Penal Code section 6450 provides in pertinent part: "Upon conviction of a
defendant of any crime in a municipal or justice court, if it appears to
the judge that the defendant may be addicted or by reason of repeated use
of narcotics may be in imminent danger of becoming addicted to narcotics,
such judge shall adjourn the proceedings or suspend the imposition of the
sentence and certify the defendant to the superior court.
"The superior court shall direct the sheriff to file a petition to ascertain if such defendant is addicted to narcotics or is in imminent danger of becoming addicted thereto. Proceedings shall be conducted in substantial compliance with Sections 5353, 5053, 5054, and 5055 of the Welfare and Institutions Code.
"If, after a hearing and examination, the judge shall find that the defendant charged is a narcotic drug addict, or by reason of repeated use of narcotics is in imminent danger of becoming addicted thereto, and is not ineligible for the program under the application of Section 6452 hereof, he shall make an order committing such defendant to the custody of the Director of Corrections for a period of five years, except as this chapter permits earlier discharge. If, upon the hearing, the judge shall find that the defendant is not a narcotic drug addict and is not in imminent danger of becoming addicted to narcotics, he shall so certify and return the defendant to the municipal or justice court which certified such defendant to the superior court for such further proceedings as the judge of such municipal or justice court deems warranted."

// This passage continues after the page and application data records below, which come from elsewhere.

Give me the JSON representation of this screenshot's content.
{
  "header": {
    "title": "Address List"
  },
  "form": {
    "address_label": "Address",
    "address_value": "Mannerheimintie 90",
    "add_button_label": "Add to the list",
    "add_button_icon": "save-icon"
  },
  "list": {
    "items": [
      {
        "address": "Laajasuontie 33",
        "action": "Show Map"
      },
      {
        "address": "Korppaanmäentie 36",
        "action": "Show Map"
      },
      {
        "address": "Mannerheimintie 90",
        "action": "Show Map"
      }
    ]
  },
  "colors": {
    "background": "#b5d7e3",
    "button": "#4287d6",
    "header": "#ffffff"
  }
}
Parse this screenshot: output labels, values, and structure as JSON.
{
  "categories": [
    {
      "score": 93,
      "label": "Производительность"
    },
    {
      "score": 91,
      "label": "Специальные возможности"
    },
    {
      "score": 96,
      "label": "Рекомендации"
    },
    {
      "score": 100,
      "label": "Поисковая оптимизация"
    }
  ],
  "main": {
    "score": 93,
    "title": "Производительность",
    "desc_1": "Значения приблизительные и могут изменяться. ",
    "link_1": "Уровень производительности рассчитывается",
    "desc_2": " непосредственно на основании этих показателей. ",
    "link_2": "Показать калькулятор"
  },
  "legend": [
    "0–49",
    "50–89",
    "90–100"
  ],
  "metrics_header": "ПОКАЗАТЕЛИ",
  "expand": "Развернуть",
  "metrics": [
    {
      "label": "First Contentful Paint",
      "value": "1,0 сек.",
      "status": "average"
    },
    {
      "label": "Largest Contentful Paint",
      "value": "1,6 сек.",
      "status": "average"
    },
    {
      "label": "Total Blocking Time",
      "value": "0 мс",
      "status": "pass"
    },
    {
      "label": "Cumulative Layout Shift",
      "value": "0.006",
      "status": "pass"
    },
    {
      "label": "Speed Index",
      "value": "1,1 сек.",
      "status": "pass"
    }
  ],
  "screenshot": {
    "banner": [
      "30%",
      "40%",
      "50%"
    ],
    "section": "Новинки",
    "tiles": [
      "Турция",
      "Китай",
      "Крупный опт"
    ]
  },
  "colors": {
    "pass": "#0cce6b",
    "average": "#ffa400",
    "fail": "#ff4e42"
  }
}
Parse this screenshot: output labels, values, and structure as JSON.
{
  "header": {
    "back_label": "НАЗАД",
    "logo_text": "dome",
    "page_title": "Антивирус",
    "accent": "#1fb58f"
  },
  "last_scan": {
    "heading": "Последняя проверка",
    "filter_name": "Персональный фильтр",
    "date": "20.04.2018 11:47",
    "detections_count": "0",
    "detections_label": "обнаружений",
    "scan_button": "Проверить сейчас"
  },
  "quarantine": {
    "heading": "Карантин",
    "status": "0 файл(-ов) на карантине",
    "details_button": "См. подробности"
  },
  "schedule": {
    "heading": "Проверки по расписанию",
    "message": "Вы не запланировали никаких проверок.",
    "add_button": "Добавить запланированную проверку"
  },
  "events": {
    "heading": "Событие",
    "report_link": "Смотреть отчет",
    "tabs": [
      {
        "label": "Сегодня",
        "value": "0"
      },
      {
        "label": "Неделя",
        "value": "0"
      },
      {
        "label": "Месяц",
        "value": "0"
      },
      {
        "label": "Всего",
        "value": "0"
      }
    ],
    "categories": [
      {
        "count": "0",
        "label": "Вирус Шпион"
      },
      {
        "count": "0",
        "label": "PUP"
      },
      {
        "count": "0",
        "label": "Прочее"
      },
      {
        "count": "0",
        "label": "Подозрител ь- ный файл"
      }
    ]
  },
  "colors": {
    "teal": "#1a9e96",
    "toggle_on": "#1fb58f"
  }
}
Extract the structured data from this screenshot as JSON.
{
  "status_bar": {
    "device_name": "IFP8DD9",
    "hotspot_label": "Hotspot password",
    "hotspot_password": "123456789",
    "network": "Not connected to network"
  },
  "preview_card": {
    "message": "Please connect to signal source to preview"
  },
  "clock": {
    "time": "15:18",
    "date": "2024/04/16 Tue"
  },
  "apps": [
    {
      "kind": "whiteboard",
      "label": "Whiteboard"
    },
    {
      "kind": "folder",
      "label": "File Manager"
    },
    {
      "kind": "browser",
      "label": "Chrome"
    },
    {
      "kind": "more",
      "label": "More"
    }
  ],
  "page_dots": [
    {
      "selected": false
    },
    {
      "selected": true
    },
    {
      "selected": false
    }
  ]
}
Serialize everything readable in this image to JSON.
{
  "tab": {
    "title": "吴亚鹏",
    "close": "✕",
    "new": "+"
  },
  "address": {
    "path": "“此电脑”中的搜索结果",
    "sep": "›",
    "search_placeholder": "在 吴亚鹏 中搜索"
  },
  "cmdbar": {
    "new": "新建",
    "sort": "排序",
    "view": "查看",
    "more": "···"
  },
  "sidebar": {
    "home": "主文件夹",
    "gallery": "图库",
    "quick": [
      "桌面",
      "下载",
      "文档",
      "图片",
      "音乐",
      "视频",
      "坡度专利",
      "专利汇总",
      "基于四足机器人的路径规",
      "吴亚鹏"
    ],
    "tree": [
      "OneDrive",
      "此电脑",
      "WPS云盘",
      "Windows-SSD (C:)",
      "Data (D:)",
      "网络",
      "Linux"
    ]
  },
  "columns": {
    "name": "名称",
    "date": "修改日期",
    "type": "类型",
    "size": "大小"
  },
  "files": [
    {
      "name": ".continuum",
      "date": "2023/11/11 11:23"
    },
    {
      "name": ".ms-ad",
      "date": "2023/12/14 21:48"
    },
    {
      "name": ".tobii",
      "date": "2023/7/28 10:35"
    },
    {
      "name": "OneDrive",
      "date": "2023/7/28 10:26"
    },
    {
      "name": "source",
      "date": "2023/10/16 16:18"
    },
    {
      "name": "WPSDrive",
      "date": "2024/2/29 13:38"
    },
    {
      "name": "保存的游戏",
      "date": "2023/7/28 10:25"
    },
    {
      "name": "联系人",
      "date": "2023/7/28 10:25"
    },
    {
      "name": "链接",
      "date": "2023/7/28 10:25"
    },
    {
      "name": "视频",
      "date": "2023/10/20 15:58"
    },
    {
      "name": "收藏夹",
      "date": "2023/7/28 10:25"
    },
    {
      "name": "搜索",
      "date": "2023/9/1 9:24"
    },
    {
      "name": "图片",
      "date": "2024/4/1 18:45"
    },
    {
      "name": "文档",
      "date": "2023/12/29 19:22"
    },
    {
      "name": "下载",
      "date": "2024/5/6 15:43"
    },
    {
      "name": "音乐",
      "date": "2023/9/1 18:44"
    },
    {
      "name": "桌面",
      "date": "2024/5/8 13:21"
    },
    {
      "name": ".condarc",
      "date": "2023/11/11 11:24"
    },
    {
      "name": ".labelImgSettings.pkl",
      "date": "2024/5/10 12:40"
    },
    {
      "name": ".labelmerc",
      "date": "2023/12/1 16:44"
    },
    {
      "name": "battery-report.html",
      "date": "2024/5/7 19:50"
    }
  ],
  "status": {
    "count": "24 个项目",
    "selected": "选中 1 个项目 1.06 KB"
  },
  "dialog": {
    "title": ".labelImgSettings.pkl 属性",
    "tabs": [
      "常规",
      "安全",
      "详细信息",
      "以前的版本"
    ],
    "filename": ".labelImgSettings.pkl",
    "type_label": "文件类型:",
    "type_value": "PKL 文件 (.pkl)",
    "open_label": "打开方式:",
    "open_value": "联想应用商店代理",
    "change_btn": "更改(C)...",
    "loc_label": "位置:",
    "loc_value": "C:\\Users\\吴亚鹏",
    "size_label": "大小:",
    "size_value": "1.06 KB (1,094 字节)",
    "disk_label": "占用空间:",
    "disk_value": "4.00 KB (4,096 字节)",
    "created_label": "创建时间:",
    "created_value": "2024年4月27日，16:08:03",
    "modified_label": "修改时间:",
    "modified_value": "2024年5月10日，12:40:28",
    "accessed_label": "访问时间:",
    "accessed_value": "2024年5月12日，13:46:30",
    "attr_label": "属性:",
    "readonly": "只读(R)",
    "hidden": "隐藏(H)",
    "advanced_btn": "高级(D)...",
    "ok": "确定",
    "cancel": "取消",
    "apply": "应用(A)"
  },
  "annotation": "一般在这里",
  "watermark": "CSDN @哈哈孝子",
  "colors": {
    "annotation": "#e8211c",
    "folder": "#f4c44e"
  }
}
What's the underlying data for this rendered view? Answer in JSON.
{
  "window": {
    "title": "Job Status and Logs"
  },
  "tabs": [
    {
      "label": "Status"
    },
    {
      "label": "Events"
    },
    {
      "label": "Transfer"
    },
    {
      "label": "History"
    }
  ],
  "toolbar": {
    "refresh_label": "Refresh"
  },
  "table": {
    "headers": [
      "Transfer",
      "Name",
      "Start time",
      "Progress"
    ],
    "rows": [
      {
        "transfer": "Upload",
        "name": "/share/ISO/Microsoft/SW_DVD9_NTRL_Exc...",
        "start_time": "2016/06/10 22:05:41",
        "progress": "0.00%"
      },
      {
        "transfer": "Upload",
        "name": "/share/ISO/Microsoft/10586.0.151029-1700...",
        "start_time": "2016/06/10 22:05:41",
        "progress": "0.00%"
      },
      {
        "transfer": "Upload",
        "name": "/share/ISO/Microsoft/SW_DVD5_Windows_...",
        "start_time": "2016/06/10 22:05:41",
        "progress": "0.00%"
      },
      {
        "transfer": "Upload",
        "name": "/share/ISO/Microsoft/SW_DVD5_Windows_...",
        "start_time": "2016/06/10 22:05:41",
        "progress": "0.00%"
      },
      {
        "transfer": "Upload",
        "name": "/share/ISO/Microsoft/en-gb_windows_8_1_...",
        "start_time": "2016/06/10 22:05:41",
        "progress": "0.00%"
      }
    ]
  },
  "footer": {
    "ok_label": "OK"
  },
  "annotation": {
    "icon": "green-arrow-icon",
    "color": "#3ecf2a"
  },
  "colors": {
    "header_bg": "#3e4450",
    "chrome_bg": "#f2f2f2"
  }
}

 Health and Safety Code section 11721 provides in full: "No person shall use, or be under the influence of, or be addicted to the use of narcotics, excepting when administered by or under the direction of a person licensed by the State to prescribe and administer narcotics. It shall be the burden of the defense to show that it comes within the exception. Any person convicted of violating any provision of this section is guilty of a misdemeanor and shall be sentenced to serve a term of not less than 90 days nor more than one year in the county jail. The court may place a person convicted hereunder on probation for a period not to exceed five years and shall in all cases in which probation is granted require as a condition thereof that such person be confined in the county jail for at least 90 days. In no event does the court have the power to absolve a person who violates this section from the obligation of spending at least 90 days in confinement in the county jail."